7. Set up direct deposit for employee paychecks. To set up the direct deposit system, you will need to contact your bank to find out how their direct deposit system works. You will also need to get authorization from each employee and information about their checking account (account number and routing number). If you have payroll features through QuickBooks or another accounting system, you may be able to do direct deposit by connecting this service to your bank.
8 You may also want to set up a separate payroll bank account at your bank, to be used for writing paychecks (or paying through employee direct deposit and for depositing funds you collected from employees for federal and state income tax and for FICA taxes (Social Security and Medicare taxes), and for amounts you must pay. A separate payroll account can help you keep track of these transactions without having them mixed up with your general business bank account.
When you have employees, they have worked for you for a pay period, you will need to pay them.
The payroll process involves:
- Calculate employee pay. First, you will need to calculate the gross pay amount for each employee. Gross pay is the total amount you owe the employee, based on hours worked and rate or total for the pay period for salaried employees.
- Calculate withholding and deductions. You will use the gross pay amount to calculate withholding for federal (and state and local, if applicable) income taxes. You will also need to calculate the deduction for FICA taxes and other deductions for items like health plans and retirement plan contributions.
- Write paychecks (or send them by direct deposit). Write paychecks and distribute them to the employees.
- Get totals for payroll tax deposits. When you are done with the payroll, you will need to get totals for all employees for (a) gross pay, (b) federal, state, and local withholding, (c) FICA taxes, and (d) any other deductions. You will need these amounts for payroll tax deposits and reports.
After Paying Employees - Payroll Tax Deposits
Depending on the size of your payroll, you must make payroll tax deposits to the IRS on a semi-weekly or monthly basis for:
- the amounts you withheld from employee pay for federal and state income taxes
- the amounts you deducted from employee pay for Social Security and Medicare
- the amounts you owe as an employer for Social Security and Medicare.
Other Payroll Tax Deposits
In addition to federal withholding and Social Security/Medicare deduction payments, you must:
- Make payments for federal unemployment tax on a regular basis.
- Make payroll tax deposits to your state, and possibly your locality in addition to federal payroll tax deposits.
Payroll Tax Reporting
Businesses are also required to submit payroll tax reports on a regular basis.
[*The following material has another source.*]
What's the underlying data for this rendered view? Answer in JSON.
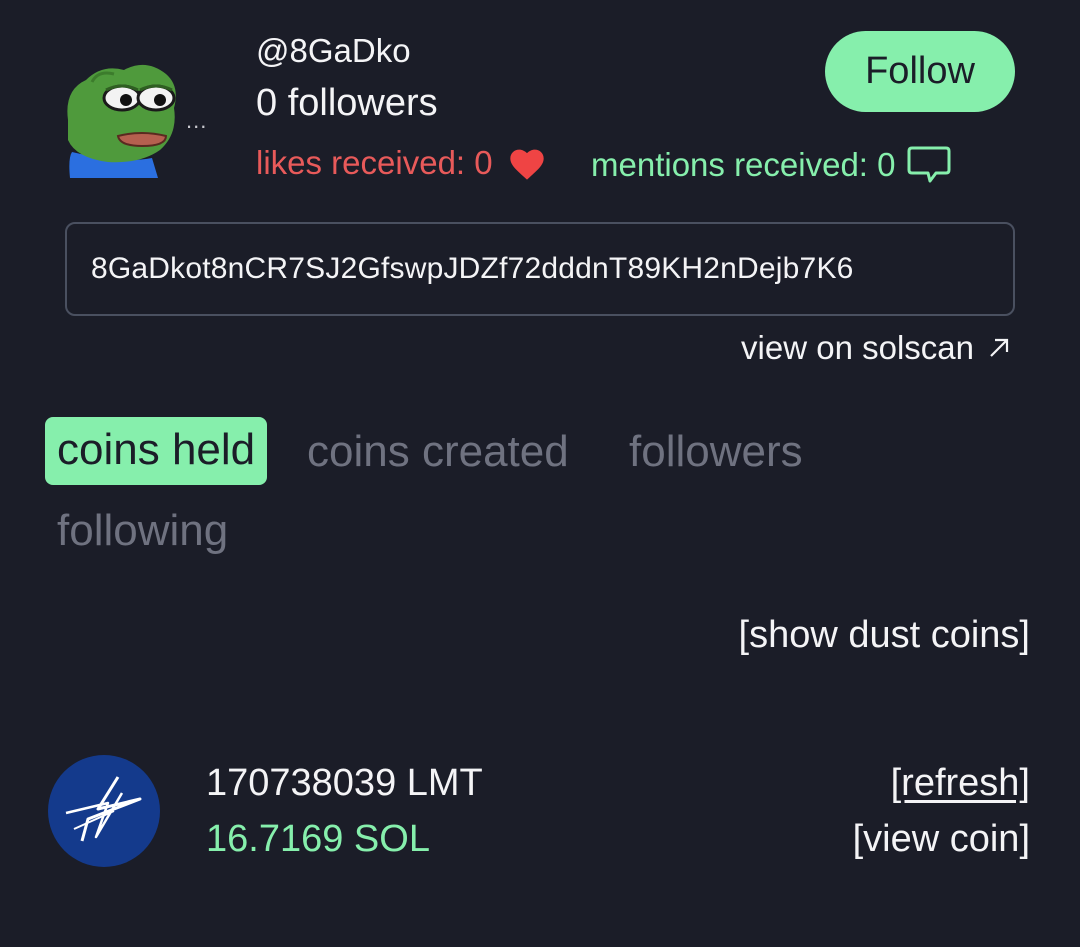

You must:
- Submit a quarterly report to the IRS on Form 941 showing the amount of your payroll tax liability and the amounts you have paid on this liability during the previous quarter.
- Submit an annual unemployment tax report on Form 944 to the IRS showing the amount of your unemployment tax liability and the amounts you have paid on this liability.
- Submit other state unemployment and worker's compensation reports.
Create a Payroll Register
To keep track of all payroll information for each employee, you will need to create and maintain a payroll register. Most online accounting systems have a payroll register as part of their package of reports, but just in case, here's the information on what to include in that document. You will need it for year-end payroll totals and reports.
Finally, Set up a Yearly Tax Calendar
Creating and maintaining a month-by-month payroll tax calendar, either on your accounting/payroll software or manually, will help you keep track of all those payroll tax dates during the year. Add in your state's payroll tax dates for a complete calendar.